Rev. Ray Motsiis the senior minister of Bulawayo Baptist church. He is the founder of both Grace to Heal, an organization working on peacebuilding and trauma healing in Zimbabwe, and the Zimbabwe Christian Alliance, a Christian organization focused on advocacy and peacebuilding. He recently received his PhD and will soon begin working as the president of the Theological College of Zimbabwe.
Rev. Godfrey Walalaze is a Lutheran minister from Tanzania currently working with Norwegian Church Aid (NCA) in Tanzania as the Program Officer on Climate Change and Good Governance. He has recently been working on economic justice, mining, and resource extraction issues. He has recently co-authored the article in the New Routes Journal, “Religious Leaders Challenge Mining Companies.”
Mr. Hubert Mukalasi Lubyamais a lawyer and the Program Officer for Peace, Social Justice and Good Governance for the Christian Council of Tanzania (CCT), an organization which has been at the forefront of mining justice work in Tanzania.

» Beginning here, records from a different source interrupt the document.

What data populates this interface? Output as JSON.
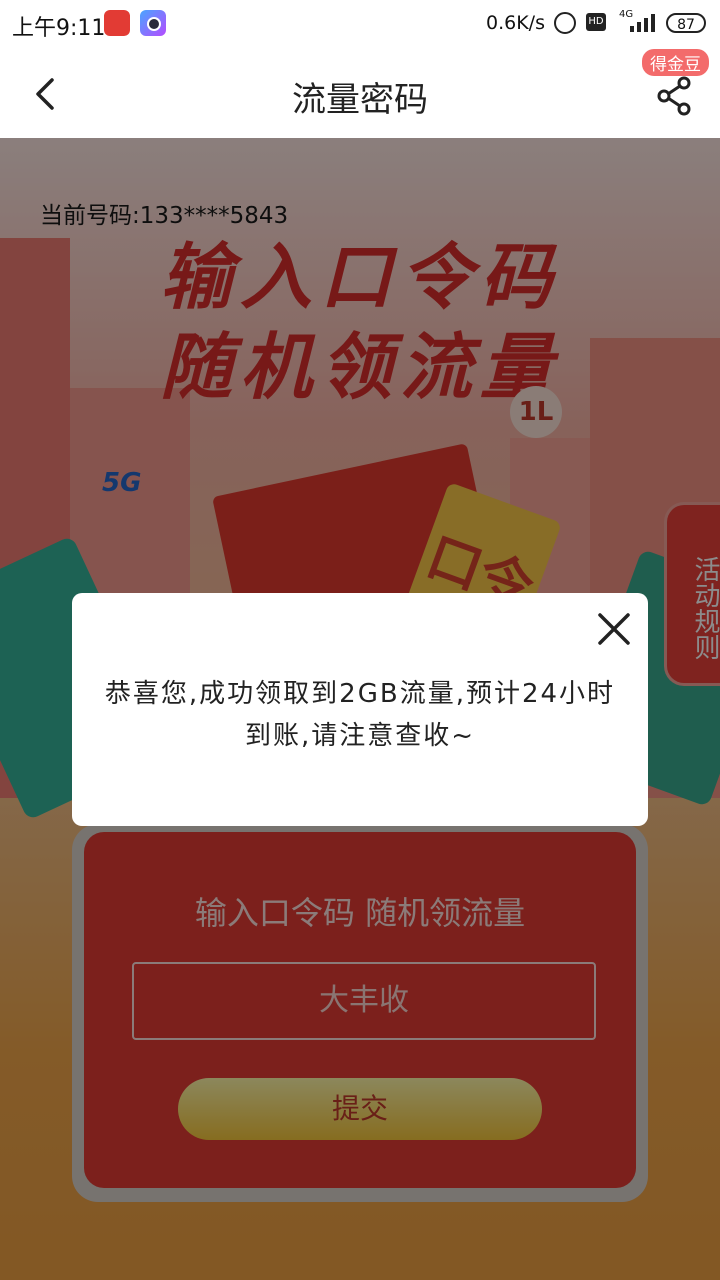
{
  "status_bar": {
    "time": "上午9:11",
    "net_speed": "0.6K/s",
    "hd": "HD",
    "network": "4G",
    "battery": "87"
  },
  "header": {
    "title": "流量密码",
    "badge": "得金豆"
  },
  "banner": {
    "phone_label": "当前号码:133****5843",
    "headline_1": "输入口令码",
    "headline_2": "随机领流量",
    "badge_5g": "5G",
    "coin_text": "1L",
    "ticket_text": "口令"
  },
  "rules_tab": {
    "label": "活动规则"
  },
  "form": {
    "title": "输入口令码 随机领流量",
    "code_value": "大丰收",
    "submit_label": "提交"
  },
  "dialog": {
    "message": "恭喜您,成功领取到2GB流量,预计24小时到账,请注意查收~"
  },
  "colors": {
    "accent_red": "#e23b34",
    "headline_red": "#d92f2c",
    "badge_pink": "#f36b6b"
  }
}
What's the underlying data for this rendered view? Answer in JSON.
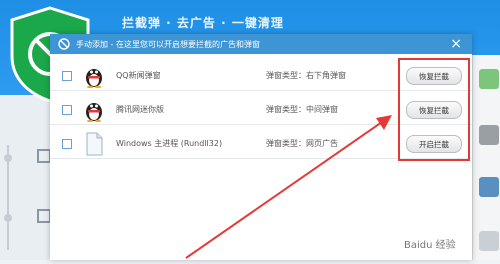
{
  "background": {
    "title_text": "拦截弹 · 去广告 · 一键清理",
    "colors": {
      "header": "#2c9bf0",
      "shield": "#1aa84a"
    }
  },
  "dialog": {
    "title": "手动添加 - 在这里您可以开启想要拦截的广告和弹窗",
    "close_glyph": "×",
    "type_prefix": "弹窗类型：",
    "rows": [
      {
        "name": "QQ新闻弹窗",
        "type": "右下角弹窗",
        "button": "恢复拦截",
        "icon": "qq-penguin-icon"
      },
      {
        "name": "腾讯网迷你版",
        "type": "中间弹窗",
        "button": "恢复拦截",
        "icon": "qq-penguin-icon"
      },
      {
        "name": "Windows 主进程 (Rundll32)",
        "type": "网页广告",
        "button": "开启拦截",
        "icon": "document-icon"
      }
    ]
  },
  "annotation": {
    "highlight_color": "#e53935"
  },
  "watermark": "Baidu 经验"
}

The main purpose of his office is to increase capacity for peacebuilding, conflict resolution, and the promotion of human rights among its member churches.
PLEASE PASS THE INFORMATION TO YOUR CONSTITUENTS!
For more information, contact: Patricia Kisare
Legislative Assistant for International Affairs
Mennonite Central Committee U.S.
920 Pennsylvania Ave. SE | Washington, DC 20003
Ph: 202-544-6564 x116 | Fax: 202-544-2820
The Liberian Truth and Reconciliation Commission, which investigated atrocities committed during the country's long civil war and calls for punishment for those responsible, has largely been ignored. The report implicates all faction leaders and prohibits all those in power from seeking elected office for 30 years, including current President Ellen Johnson-Sirleaf. Joseph Gbaba, the chairman of new group called "The Movement for Holistic Peace in Liberia" states that an interim government should be set up and the 2011 elections postponed because the current leadership is implicated in the TRC's report. After the Accra Peace Agreements in 2003 the country successfully used an interim government to shift to peaceful elections in 2005.
The Liberian government responded that some mandates in the TRC's recommendations are unconstitutional and that support from the US State Dept would be required to determine the future of the government.
These developments come at a crucial time in AFRICOM's relations with Liberia. AFRICOM already began a 5-year mentoring program with the Armed Forces of Liberia in January 2010. President Johnson-Sirleaf has made a military partnership with the US state of Michigan and is excited to move forward with that partnership. The current conditions make Liberia a candidate for the AFRICOM headquarters, regardless of the results of the Truth and Reconciliation Commission and the facts of the atrocities committed during the civil war.
If the report is true, the US military is openly condoning the human rights violations committed by the government and ignoring the investigations made by the commission. Attention needs to be paid, the report investigated, and some measure of justice meted out before continued military operations and funding are poured into Liberia.
Full text here: http://www.voanews.com/english/news/africa/Butty-Liberia-TRC-Symposium-Gbaba-01november10-106429883.html
Reference on AFRICOM info: http://www.africom.mil/getArticle.asp?art=5491&lang=0
News & Views
Check out the latest updates from the Africa Human Security Working Group and participating organizations, as well as the latest in the media on AFRICOM and U.S. military in Africa.